PROGRESSIVE CAMPAIGNERS ARE always looking for new ways to build a constituency or deepen member engagement. Encouraging people to install solar panels or switch to a renewable energy retailer is one way of doing that, so that people feel like they are joining a community, hooking up with others who live and think like them. To turn progressive campaigning from a bunch of grassroots, activist collectives into organisations that can wield new power means securing loyal and committed supporters – people who will do more than sign an email petition.

Political allegiance has traditionally been created by appealing to people through the issues they care about. But it could be that merchandising, either goods or services, is one another way of securing that ‘brand loyalty’. Community Aid Abroad (now Oxfam Australia) has done it successfully for years through its shops. The NRMA always advocated for better roads but it gained a big membership by providing members with roadside assistance, and turned into a major business by selling insurance.

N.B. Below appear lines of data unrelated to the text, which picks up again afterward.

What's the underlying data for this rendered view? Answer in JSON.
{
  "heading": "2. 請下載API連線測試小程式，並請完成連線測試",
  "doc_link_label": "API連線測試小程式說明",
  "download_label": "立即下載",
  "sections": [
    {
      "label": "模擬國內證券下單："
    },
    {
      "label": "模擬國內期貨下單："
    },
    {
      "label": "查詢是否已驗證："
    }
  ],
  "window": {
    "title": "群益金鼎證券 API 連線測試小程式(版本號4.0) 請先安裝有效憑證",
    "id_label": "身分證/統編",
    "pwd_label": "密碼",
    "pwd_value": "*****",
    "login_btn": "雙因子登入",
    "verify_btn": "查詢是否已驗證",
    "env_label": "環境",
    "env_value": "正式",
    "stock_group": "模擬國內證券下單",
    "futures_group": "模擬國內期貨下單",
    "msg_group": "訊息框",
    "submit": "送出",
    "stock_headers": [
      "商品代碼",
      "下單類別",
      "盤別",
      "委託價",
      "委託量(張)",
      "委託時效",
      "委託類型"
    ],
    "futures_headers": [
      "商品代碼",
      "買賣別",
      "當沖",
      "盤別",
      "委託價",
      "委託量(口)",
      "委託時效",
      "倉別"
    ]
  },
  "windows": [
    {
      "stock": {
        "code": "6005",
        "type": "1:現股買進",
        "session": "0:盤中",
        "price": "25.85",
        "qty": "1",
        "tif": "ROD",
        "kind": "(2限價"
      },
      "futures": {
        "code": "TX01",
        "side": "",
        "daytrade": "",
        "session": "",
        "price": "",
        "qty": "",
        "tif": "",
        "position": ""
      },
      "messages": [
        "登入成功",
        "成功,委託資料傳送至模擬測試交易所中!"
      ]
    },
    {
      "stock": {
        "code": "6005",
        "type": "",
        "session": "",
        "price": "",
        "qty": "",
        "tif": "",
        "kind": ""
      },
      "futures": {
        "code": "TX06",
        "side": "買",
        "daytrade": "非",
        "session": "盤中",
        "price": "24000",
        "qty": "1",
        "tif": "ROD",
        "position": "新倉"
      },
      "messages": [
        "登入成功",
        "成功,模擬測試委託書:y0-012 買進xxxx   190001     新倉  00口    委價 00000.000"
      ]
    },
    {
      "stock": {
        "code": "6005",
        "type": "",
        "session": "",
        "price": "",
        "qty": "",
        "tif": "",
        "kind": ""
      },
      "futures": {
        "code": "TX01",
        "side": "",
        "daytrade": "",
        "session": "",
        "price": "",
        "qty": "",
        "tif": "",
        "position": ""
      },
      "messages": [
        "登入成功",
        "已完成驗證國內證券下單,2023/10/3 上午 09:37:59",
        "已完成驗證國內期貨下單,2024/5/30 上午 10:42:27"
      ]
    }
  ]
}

NRMA is an interesting example. When it became a listed company, its purpose changed from member service and advocacy to making a profit. The word used for this process – demutualisation – says it all, really. It’s what happens when people who come together for the common good are seduced by neoliberalism. It’s a cautionary tale for progressives intent on empire building.

Big powerful campaigns can still be run by volunteers and local groups. Look no further than Lock the Gate. Their work is an example of a ‘single-issue’ campaign that has within it a raft of complementary ideological positions: protecting land and water from desecration by mining, standing up to the power of corporations. It is a rejection of the position that makes profit a governing principle. It puts faith in community action. It backs the rights of traditional owners. It rejects fossil fuels as a future energy source. Perhaps most of all, it believes politicians should listen to the people. This allows Lock the Gate to confront governments and gas and mining companies on a broad flank. People get angry for a host of reasons, and that is always better than one. They also organise in a variety of ways: local groups, protests, blockades, doorknocking, petitions, sit-ins at MPs offices, email, Twitter and alerting people to urgent developments via SMS. Lock the Gate is primarily on-the-ground, has a skeleton staff but an army of dedicated volunteers. There are more than two hundred and fifty groups around the country.

It is largely because of the work of Lock the Gate that during 2014 and 2015 the New South Wales Government cancelled or bought back many coal-seam gas licences, reducing the amount of the state available to be mined from 60 per cent to 9 per cent. But almost immediately the government then announced a strategic-release framework for issuing new licences, which may see many areas under threat again. Campaigners know the battle is not yet over.

In Northern NSW, Metgasco, which had its licence at Bentley, near Lismore, cancelled in 2014, successfully challenged the NSW Government and is planning to resume operations. The long-running Bentley protest spawned Knitting Nannas, older women who took their knitting so they had something to do while they sat on their camp chairs for hours, days, weeks. They’ve become icons of the movement. Dressed in yellow, they are there at every protest, clocking up thousands of kilometres as they travel to support other communities. These women are hardly radicals but their attitude is reminiscent of an old rallying cry: ‘We will not be moved.’

From Griffith REVIEW Edition 51: Fixing the System © Copyright Griffith University & the author.